But neither Mostiler nor the State of Georgia was ever pressed on the matter. State courts ruled that Osborne waited too long to raise the issue, and federal courts deferred to that decision. The 11th Circuit panel closed the matter in dry and technical terms: "The state trial court relied upon Georgia procedural rules in denying Osborne relief on this claim. As such, the claim is barred from federal review."
Of course, we are talking about a confessed killer of two people. Some Americans believe that all such aggravated murders should be punished by death. That's not the law, however: in 1976, the Supreme Court ruled that mandatory death sentences are unconstitutional. Instead, each capital case must be individually scrutinized on its own merits.

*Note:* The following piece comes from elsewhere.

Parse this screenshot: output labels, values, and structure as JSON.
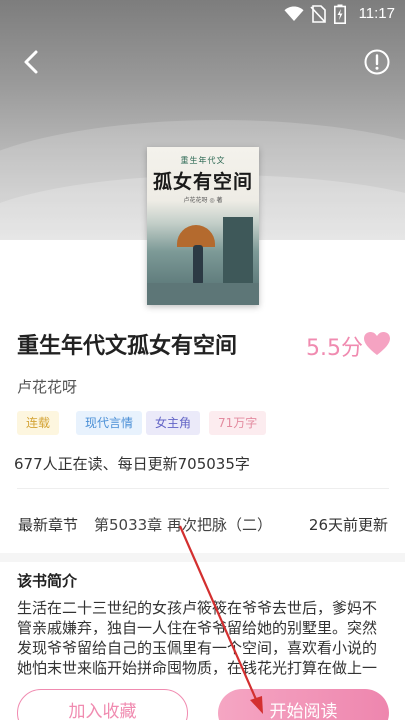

But is this individual scrutiny possible when the prisoner's attorney slurs him and says he deserves to die? For Curtis Osborne, the ultimate insult is that such a crucial question is barred from review.